“I want to be the first German UFC champion. That really motivates me. This is my fuel, my motivation, to make my fans happy seeing me winning.” - Dennis Siver
Precious few fighters are able to spark a love affair with Germany’s mainstream. Brothers Wladimir and Vitali Klitschko, heavyweight world boxing champions, are virtual royalty in Deutschland (easily able to draw 60,000 fans to a stadium for a prizefight). The slick and elusive Sven Ottke (34-0) and knockout artist Dariusz Michalczewski (48-2), also boasting world championship resumes, were also fan favorites before their retirements.
Dennis Siver? Well, he’s still climbing the ladder of notoriety in the land of Volkswagens and BMWs, where the sport of mixed martial arts is still largely treated as second-class citizenry compared to boxing.
“I have never met the Klitschko brothers, unfortunately. I don’t even think they know who I am!” Siver said, days before his UFC 137 battle with Donald Cerrone.
Decidedly low-key, Siver’s aspirations – if achieved – would define his legacy and perhaps make most of his distracted countrymen suddenly take notice.
“I want to be the first German UFC champion,” the 32-year-old said through an English translator. “That really motivates me. This is my fuel, my motivation, to make my fans happy seeing me winning.”

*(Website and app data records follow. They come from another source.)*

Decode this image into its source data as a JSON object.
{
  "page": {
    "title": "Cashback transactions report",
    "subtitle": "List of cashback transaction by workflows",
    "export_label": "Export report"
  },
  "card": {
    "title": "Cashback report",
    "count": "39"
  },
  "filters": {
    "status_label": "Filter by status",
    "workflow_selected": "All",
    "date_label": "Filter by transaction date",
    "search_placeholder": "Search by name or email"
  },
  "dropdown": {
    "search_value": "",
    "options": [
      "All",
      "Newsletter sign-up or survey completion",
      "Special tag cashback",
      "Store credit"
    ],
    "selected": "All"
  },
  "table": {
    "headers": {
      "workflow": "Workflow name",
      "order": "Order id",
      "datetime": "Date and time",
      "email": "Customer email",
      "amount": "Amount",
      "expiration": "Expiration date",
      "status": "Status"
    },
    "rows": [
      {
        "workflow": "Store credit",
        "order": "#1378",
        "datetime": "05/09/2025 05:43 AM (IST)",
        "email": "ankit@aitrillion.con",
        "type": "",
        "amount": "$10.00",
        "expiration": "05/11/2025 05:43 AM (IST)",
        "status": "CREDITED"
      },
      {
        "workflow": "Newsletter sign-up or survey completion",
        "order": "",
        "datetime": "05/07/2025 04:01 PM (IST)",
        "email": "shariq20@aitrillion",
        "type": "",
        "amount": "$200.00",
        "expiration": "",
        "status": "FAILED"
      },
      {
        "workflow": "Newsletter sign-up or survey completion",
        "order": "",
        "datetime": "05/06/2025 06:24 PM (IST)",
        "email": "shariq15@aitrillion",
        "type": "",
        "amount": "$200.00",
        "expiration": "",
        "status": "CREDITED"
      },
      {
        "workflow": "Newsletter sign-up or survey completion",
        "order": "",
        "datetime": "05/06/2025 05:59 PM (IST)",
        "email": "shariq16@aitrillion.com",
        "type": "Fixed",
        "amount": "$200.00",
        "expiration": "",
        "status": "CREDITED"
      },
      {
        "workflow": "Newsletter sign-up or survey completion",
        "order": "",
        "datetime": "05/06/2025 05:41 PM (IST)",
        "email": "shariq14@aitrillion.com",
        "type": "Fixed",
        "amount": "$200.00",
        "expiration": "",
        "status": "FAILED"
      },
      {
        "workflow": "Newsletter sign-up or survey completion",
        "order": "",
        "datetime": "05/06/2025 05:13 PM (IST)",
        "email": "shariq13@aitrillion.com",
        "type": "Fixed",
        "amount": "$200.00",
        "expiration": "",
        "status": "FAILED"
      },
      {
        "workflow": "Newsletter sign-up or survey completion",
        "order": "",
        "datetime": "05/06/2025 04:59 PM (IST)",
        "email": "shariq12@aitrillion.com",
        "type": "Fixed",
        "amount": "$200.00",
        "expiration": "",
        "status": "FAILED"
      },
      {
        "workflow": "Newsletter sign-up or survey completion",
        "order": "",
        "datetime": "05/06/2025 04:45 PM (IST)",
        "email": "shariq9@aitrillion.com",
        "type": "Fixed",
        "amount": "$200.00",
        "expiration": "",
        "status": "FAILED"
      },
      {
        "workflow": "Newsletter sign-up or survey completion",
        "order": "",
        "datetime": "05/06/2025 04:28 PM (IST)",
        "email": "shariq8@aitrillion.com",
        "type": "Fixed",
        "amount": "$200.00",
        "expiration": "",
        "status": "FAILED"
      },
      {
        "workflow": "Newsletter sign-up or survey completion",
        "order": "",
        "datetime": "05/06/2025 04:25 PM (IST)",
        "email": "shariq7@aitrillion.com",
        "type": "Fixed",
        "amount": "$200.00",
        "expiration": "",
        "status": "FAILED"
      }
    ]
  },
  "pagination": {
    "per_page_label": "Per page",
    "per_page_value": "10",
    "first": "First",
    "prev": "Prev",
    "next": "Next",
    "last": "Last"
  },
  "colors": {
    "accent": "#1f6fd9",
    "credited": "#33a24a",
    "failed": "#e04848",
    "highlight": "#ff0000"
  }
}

And win he has. To the surprise of many, the European pioneer has ripped off four straight wins, even becoming the first lightweight fighter in the UFC to knock off George Sotiropolous (7-0 in the UFC before Siver outstruck and upset him via unanimous decision at UFC 127). Fresh off a topsy-turvy, nail biting win over Matt Wiman, Siver (19-7) now faces perhaps the most formidable foe of his pro career in Donald Cerrone. Like Siver, Cerrone (16-3, 1 NC) has been red-hot of late, winning five straight in one-sided fashion. The former bull rider’s most eye-opening victory was a TKO annihilation over highly-regarded contender Charles Oliveira.
“Cerrone is a very dangerous opponent because he is able to fight and attack from every conceivable position,” Siver said of the 6’0” Greg Jackson protégé, who went unbeaten as an amateur kickboxer but has submitted 12 opponents in his pro MMA career. “He doesn't tire and will stay on you relentlessly. This is going to make for an exciting and interesting fight. But when an opponent dismisses me, it only motivates me more. The list of those who haven't taken me seriously is long and littered with rude awakenings.”
Siver’s perception of being slighted might be rooted in Cerrone’s pre-fight sentiments.
“I’m not too worried about him, to be honest,” Cerrone said. “I just figure every guy I go up against is going to be tougher then the last. Dennis comes to fight and I expect exactly that. And he better be at his best.”
While many of the world’s elite fighters train in North America or Brazil, Siver (Russian by birth) prefers to sharpen his skills in his adopted homeland. He very much subscribes to the ‘If it ain’t broke …’ mantra.
“I like training with my long-term training partners,” said the stocky striking specialist, who lives in Mannheim, Germany. “I have never said that training in Germany is more effective. I just like staying with my family and friends in Germany and I’m used to my gym and the people there. I'm a big proponent of never changing a winning team. I may not be training with one of the big camps, but my team, Kiboju, under head trainer Nico Sulenta, has helped me get better with every single fight. I get pushed more from fight to fight and it has helped me become a true mixed martial artist.”
Previously an accomplished pro kickboxer, Siver has added to his arsenal with stingy takedown defense, underrated jiu-jitsu and respectable takedowns. A former master car mechanic who can rebuild an engine from scratch, Siver must now find the fix to turn back the challenge of an opponent who will have a decent height and reach advantage.
“No predictions,” Siver said. “I respect Donald, he’s a great fighter. We both like to bang so I sparred a lot. But of course I did my wrestling and BJJ training as well because you never know where a fight will go. May the best man win on the night.”